Essentially, it is a good idea to check on your unit regularly, and also clean it before and after any sort of heavy usage. This is the best advice if you want to keep the unit in top shape for as long as possible, and to avoid the growth of mildew and mold for as long as you can.
Things to keep in Mind
As you can see, cleaning and maintaining your evaporative air conditioner is not a very grueling or difficult process. As long as you know what you are doing, you can have the entire unit cleaned and tuned up in just a few hours, or even less if some of the more harrowing tactics like the vinegar soak aren’t required.
In short, all you really need are the tools that might be required to open or drain your unit, and water, unless you also need vinegar and a good sponge. That said, all that really matters is conducting this maintenance regularly. If you conduct regular maintenance on your unit, the likelihood of deposits will be lessened and you won’t have to scrub as hard or at all.
As for the pads, keep an eye on them and check on them on a regular basis. Because the air conditioner’s pads are almost always wet, you need to keep a close eye on them to ensure that they do not grow mildew or mold.
As stated previously, mold and mildew produces very dangerous allergens that could cause respiratory problems for those breathing the air, so vigilance is crucial. This is why your pads are by far the most important part of the evaporative air conditioner, and why they need to be taken care of regularly and properly.
That said, don’t think that you can be cheap and just clean your pads forever. Eventually they must be replaced, as it is dangerous to keep old ones for too long.
While you can clean them pretty regularly, you should never keep them for more than a year, and that’s a bit of a stretch at best. Clean them when you can, but do replace them if you ever find mold or mildew, for the health of both you and your family.
So long as you conduct regular checkups and maintenance on your air conditioning unit, it will continue to function for quite a long time. After all, it is a simple machine with relatively few moving parts, so the chances for something to go seriously wrong is slim, and when things do break it is usually as simple as replacing a single part.

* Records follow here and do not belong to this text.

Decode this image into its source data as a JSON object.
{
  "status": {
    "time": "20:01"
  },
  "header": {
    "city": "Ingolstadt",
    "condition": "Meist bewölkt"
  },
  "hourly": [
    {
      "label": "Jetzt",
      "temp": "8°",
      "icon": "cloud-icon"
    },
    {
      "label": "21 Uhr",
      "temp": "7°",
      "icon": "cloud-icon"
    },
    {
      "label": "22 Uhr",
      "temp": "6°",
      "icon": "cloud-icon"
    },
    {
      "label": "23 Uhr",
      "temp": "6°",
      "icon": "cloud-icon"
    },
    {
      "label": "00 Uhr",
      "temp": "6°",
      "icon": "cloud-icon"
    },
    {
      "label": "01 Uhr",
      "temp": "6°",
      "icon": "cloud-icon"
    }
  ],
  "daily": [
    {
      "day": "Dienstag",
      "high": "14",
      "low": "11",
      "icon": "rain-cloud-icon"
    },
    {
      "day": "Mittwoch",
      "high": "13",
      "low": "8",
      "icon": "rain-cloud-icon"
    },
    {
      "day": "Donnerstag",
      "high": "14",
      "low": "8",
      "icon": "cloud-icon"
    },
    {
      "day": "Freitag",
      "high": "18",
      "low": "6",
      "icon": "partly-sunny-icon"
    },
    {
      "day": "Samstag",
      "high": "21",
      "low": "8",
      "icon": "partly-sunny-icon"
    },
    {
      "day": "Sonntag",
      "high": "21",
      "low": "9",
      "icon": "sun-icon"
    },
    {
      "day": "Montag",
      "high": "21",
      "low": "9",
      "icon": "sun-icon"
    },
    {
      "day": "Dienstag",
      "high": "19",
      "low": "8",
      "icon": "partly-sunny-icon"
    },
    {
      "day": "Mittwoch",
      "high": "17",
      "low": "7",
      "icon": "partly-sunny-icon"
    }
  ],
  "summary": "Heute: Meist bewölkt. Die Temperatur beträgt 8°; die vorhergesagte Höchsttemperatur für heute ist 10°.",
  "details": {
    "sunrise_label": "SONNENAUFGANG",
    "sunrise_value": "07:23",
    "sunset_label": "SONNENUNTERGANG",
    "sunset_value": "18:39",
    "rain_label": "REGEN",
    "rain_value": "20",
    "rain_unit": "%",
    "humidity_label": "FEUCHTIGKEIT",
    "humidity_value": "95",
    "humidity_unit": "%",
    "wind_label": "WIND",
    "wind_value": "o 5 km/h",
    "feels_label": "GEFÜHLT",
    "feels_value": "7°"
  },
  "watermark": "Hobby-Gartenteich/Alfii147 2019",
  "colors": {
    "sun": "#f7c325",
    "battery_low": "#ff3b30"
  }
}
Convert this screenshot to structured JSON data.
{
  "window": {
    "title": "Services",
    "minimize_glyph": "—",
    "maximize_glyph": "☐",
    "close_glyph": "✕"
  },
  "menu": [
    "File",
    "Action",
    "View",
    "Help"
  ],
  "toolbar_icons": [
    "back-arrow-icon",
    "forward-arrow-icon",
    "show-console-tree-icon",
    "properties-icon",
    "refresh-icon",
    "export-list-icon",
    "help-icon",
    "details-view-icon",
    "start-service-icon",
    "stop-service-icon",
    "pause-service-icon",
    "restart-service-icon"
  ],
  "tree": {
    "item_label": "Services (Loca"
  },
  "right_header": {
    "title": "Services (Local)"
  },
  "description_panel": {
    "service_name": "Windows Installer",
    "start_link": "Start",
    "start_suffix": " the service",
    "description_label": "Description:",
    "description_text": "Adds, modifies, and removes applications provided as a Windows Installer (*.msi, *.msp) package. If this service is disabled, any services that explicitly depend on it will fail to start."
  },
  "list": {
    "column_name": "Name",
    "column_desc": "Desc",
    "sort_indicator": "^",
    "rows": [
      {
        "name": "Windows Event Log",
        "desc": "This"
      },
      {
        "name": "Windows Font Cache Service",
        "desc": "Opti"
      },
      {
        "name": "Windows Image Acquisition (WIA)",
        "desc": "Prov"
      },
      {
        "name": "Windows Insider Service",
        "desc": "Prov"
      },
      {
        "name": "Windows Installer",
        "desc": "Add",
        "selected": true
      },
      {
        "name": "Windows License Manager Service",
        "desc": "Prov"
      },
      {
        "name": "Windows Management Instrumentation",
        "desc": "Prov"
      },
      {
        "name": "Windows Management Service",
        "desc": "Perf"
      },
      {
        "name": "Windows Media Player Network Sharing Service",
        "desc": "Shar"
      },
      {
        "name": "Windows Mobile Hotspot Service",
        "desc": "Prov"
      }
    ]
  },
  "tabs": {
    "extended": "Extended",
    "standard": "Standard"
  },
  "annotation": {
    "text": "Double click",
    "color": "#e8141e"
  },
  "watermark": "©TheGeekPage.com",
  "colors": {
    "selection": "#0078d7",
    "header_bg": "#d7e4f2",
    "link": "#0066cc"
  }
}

Just keep an eye on the pads to ensure that there is no mold or mildew, and replace them when there is, since you can clean them when there isn’t. Follow that simple rule and your evaporative air conditioner unit will always be safe to use, even if it has been in use for a long time or if you have had it for many years. Regular maintenance is the key to the longevity of any tool.